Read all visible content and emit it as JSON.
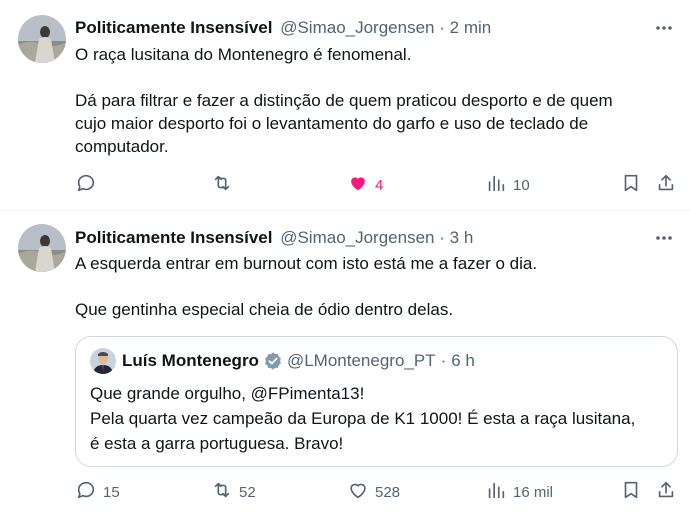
{
  "tweets": [
    {
      "name": "Politicamente Insensível",
      "handle": "@Simao_Jorgensen",
      "sep": "·",
      "time": "2 min",
      "text_lines": [
        "O raça lusitana do Montenegro é fenomenal.",
        "",
        "Dá para filtrar e fazer a distinção de quem praticou desporto e de quem",
        "cujo maior desporto foi o levantamento do garfo e uso de teclado de",
        "computador."
      ],
      "actions": {
        "replies": "",
        "retweets": "",
        "likes": "4",
        "views": "10"
      },
      "liked": true
    },
    {
      "name": "Politicamente Insensível",
      "handle": "@Simao_Jorgensen",
      "sep": "·",
      "time": "3 h",
      "text_lines": [
        "A esquerda entrar em burnout com isto está me a fazer o dia.",
        "",
        "Que gentinha especial cheia de ódio dentro delas."
      ],
      "quote": {
        "name": "Luís Montenegro",
        "handle": "@LMontenegro_PT",
        "sep": "·",
        "time": "6 h",
        "text_lines": [
          "Que grande orgulho, @FPimenta13!",
          "Pela quarta vez campeão da Europa de K1 1000! É esta a raça lusitana,",
          "é esta a garra portuguesa. Bravo!"
        ]
      },
      "actions": {
        "replies": "15",
        "retweets": "52",
        "likes": "528",
        "views": "16 mil"
      },
      "liked": false
    }
  ],
  "colors": {
    "text": "#0f1419",
    "secondary": "#536471",
    "like": "#f91880",
    "border": "#cfd9de",
    "divider": "#eff3f4"
  },
  "icons": [
    "more-icon",
    "reply-icon",
    "retweet-icon",
    "like-icon",
    "views-icon",
    "bookmark-icon",
    "share-icon",
    "verified-icon"
  ]
}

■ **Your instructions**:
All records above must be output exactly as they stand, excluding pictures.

■ **Answer section**:
Read all visible content and emit it as JSON.
{
  "tweets": [
    {
      "name": "Politicamente Insensível",
      "handle": "@Simao_Jorgensen",
      "sep": "·",
      "time": "2 min",
      "text_lines": [
        "O raça lusitana do Montenegro é fenomenal.",
        "",
        "Dá para filtrar e fazer a distinção de quem praticou desporto e de quem",
        "cujo maior desporto foi o levantamento do garfo e uso de teclado de",
        "computador."
      ],
      "actions": {
        "replies": "",
        "retweets": "",
        "likes": "4",
        "views": "10"
      },
      "liked": true
    },
    {
      "name": "Politicamente Insensível",
      "handle": "@Simao_Jorgensen",
      "sep": "·",
      "time": "3 h",
      "text_lines": [
        "A esquerda entrar em burnout com isto está me a fazer o dia.",
        "",
        "Que gentinha especial cheia de ódio dentro delas."
      ],
      "quote": {
        "name": "Luís Montenegro",
        "handle": "@LMontenegro_PT",
        "sep": "·",
        "time": "6 h",
        "text_lines": [
          "Que grande orgulho, @FPimenta13!",
          "Pela quarta vez campeão da Europa de K1 1000! É esta a raça lusitana,",
          "é esta a garra portuguesa. Bravo!"
        ]
      },
      "actions": {
        "replies": "15",
        "retweets": "52",
        "likes": "528",
        "views": "16 mil"
      },
      "liked": false
    }
  ],
  "colors": {
    "text": "#0f1419",
    "secondary": "#536471",
    "like": "#f91880",
    "border": "#cfd9de",
    "divider": "#eff3f4"
  },
  "icons": [
    "more-icon",
    "reply-icon",
    "retweet-icon",
    "like-icon",
    "views-icon",
    "bookmark-icon",
    "share-icon",
    "verified-icon"
  ]
}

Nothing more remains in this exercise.